Play ten (0:05.7, 3rd quarter) - A LeBron isolation on Mbah a Moute becomes a screen-and-roll with Ray Allen, but LeBron makes an ill-advised turnover as Mike Dunleavy picks up a strongside steal. This had nothing to do with Mbah a Moute.

So now that we have the play's in front of us, let's separate the real impact plays. We'll grade the plays with a win for either LeBron or Mbah a Moute, depending on the type of shot LeBron got with Mbah a Moute as his primary defender, not depending solely on the result.

We can chalk up play's three and seven as plays in which the Bucks defended LeBron well as a team, moreso than stops from Mbah a Moute. On both of these plays, LeBron, at no fault of Mbah a Moute, gets steam going to the rim off a screen and Sanders fills the lane to deter his shots.

We can also erase play ten from our evaluation, because again, the Heat take Mbah a Moute out of the play with a screen, and the Bucks deter LeBron with their team defense, not with any individual play from Mbah a Moute.

I think play nine is tricky, because although Mbah aa Moute fought his way back into the play, he still was trailing just behind him when LeBron missed an easy layup. We'll go ahead and omit this one too.

This leaves us with six plays to go by. Out of these, LeBron wins three of them. He scores a few field goals at the rim with Mbah a Moute as his primary defender, and also drew a foul on him. The other three plays, however, saw Mbah a Mpoute force two turnovers and play a key role in a missed field goal.

What does this all tell us?

We'll, LeBron didn't struggle from the field because of Mbah a Moute's daunting presence. Keep in mind, throughout this game, by my count, LeBron also missed one shot with a heave at the end of a quarter. So, it's really 6-of-13 shooting.
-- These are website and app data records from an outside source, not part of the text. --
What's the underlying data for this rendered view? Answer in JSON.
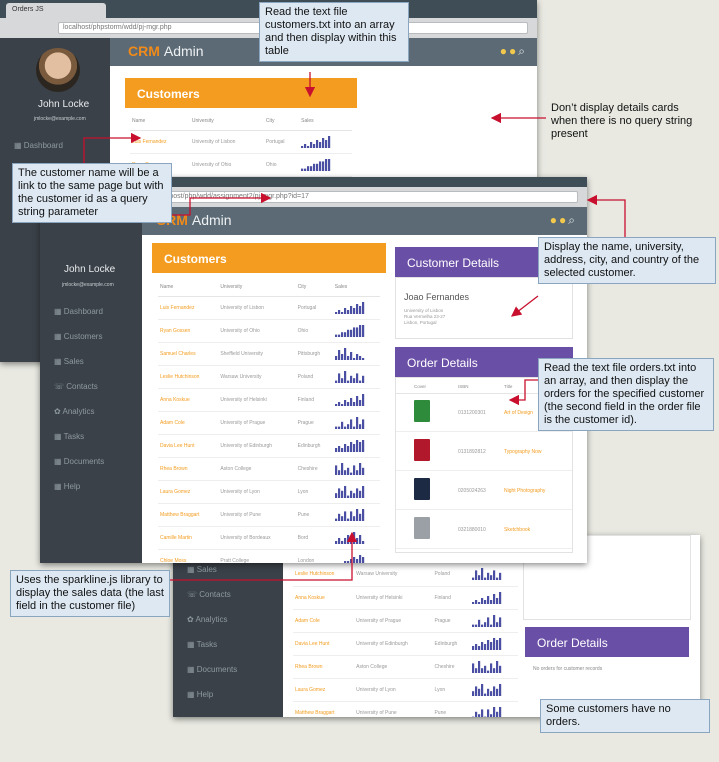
{
  "browser": {
    "tab_title": "Orders JS",
    "address_back": "localhost/phpstorm/wdd/pj-mgr.php",
    "address_front": "localhost/php/wdd/assignment2/pj-mgr.php?id=17"
  },
  "app": {
    "brand": "CRM",
    "title": "Admin"
  },
  "user": {
    "name": "John Locke",
    "email": "jmlocke@example.com"
  },
  "nav": [
    "Dashboard",
    "Customers",
    "Sales",
    "Contacts",
    "Analytics",
    "Tasks",
    "Documents",
    "Help"
  ],
  "customers": {
    "title": "Customers",
    "columns": [
      "Name",
      "University",
      "City",
      "Sales"
    ],
    "rows": [
      {
        "name": "Luis Fernandez",
        "university": "University of Lisbon",
        "city": "Portugal",
        "sales": [
          1,
          2,
          1,
          3,
          2,
          4,
          3,
          5,
          4,
          6
        ]
      },
      {
        "name": "Ryan Gossen",
        "university": "University of Ohio",
        "city": "Ohio",
        "sales": [
          1,
          1,
          2,
          2,
          3,
          3,
          4,
          4,
          5,
          5
        ]
      },
      {
        "name": "Samuel Charles",
        "university": "Sheffield University",
        "city": "Pittsburgh",
        "sales": [
          2,
          5,
          3,
          6,
          2,
          4,
          1,
          3,
          2,
          1
        ]
      },
      {
        "name": "Leslie Hutchinson",
        "university": "Warsaw University",
        "city": "Poland",
        "sales": [
          1,
          4,
          2,
          5,
          1,
          3,
          2,
          4,
          1,
          3
        ]
      },
      {
        "name": "Anna Koskue",
        "university": "University of Helsinki",
        "city": "Finland",
        "sales": [
          1,
          2,
          1,
          3,
          2,
          4,
          2,
          5,
          3,
          6
        ]
      },
      {
        "name": "Adam Cole",
        "university": "University of Prague",
        "city": "Prague",
        "sales": [
          1,
          1,
          3,
          1,
          2,
          4,
          1,
          5,
          2,
          4
        ]
      },
      {
        "name": "Davia Lee Hunt",
        "university": "University of Edinburgh",
        "city": "Edinburgh",
        "sales": [
          2,
          3,
          2,
          4,
          3,
          5,
          4,
          6,
          5,
          6
        ]
      },
      {
        "name": "Rhea Brown",
        "university": "Aston College",
        "city": "Cheshire",
        "sales": [
          4,
          2,
          5,
          2,
          3,
          1,
          4,
          2,
          5,
          3
        ]
      },
      {
        "name": "Laura Gomez",
        "university": "University of Lyon",
        "city": "Lyon",
        "sales": [
          2,
          4,
          3,
          5,
          1,
          3,
          2,
          4,
          3,
          5
        ]
      },
      {
        "name": "Matthew Braggart",
        "university": "University of Pune",
        "city": "Pune",
        "sales": [
          1,
          3,
          2,
          4,
          1,
          4,
          2,
          5,
          3,
          5
        ]
      },
      {
        "name": "Camille Martin",
        "university": "University of Bordeaux",
        "city": "Bord",
        "sales": [
          1,
          2,
          1,
          2,
          3,
          1,
          4,
          2,
          3,
          1
        ]
      },
      {
        "name": "Chloe Moss",
        "university": "Pratt College",
        "city": "London",
        "sales": [
          1,
          2,
          2,
          3,
          3,
          4,
          5,
          4,
          6,
          5
        ]
      }
    ]
  },
  "customer_details": {
    "title": "Customer Details",
    "name": "Joao Fernandes",
    "lines": [
      "University of Lisbon",
      "Rua Vermelha 23-27",
      "Lisbon, Portugal"
    ]
  },
  "order_details": {
    "title": "Order Details",
    "columns": [
      "Cover",
      "ISBN",
      "Title"
    ],
    "rows": [
      {
        "isbn": "0131200301",
        "title": "Art of Design",
        "color": "#2e8b3c"
      },
      {
        "isbn": "0131892812",
        "title": "Typography Now",
        "color": "#b2182b"
      },
      {
        "isbn": "0205024263",
        "title": "Night Photography",
        "color": "#1d2a44"
      },
      {
        "isbn": "0321880010",
        "title": "Sketchbook",
        "color": "#9aa0a6"
      }
    ],
    "empty_text": "No orders for customer records"
  },
  "callouts": {
    "read_customers": "Read the text file customers.txt into an array and then display within this table",
    "no_query": "Don’t display details cards when there is no query string present",
    "link": "The customer name will be a link to the same page but with the customer id as a query string parameter",
    "display_name": "Display the name, university, address, city, and country of the selected customer.",
    "read_orders": "Read the text file orders.txt into an array, and then display the orders for the specified customer (the second field in the order file is the customer id).",
    "sparkline": "Uses the sparkline.js library to display the sales data (the last field in the customer file)",
    "no_orders": "Some customers have no orders."
  },
  "colors": {
    "accent": "#f39c1f",
    "purple": "#6a4fa7",
    "sidebar": "#3a4148",
    "header": "#5b6a74",
    "arrow": "#c8102e"
  }
}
He also missed a put-back layup, a wide open floater and a spot-up corner 3-pointer.

This performance could have easily looked a lot better than the 6-of-14 that showed up on paper.

But this also tells us that, facing the incredible task of guarding LeBron James, Mbah a Moute might match up as well as anyone on this planet, because of his strength, activity and textbook defense.

Mbah a Moute has nothing to hang his head about, whether LeBron goes for 40 points or 10 points, Mbah a Moute probably will have little to do with either result, and his team with have little to do with it as well as long as LeBron is playing at this level.

They can only hope to bother him and disrupt his rhythm, and for a few plays tonight, they did so effectively.

With the series going back to Milwaukee, it will be interesting to see this matchup continue to unfold, as LeBron might not see a better individual defender in front of him for the rest of the season.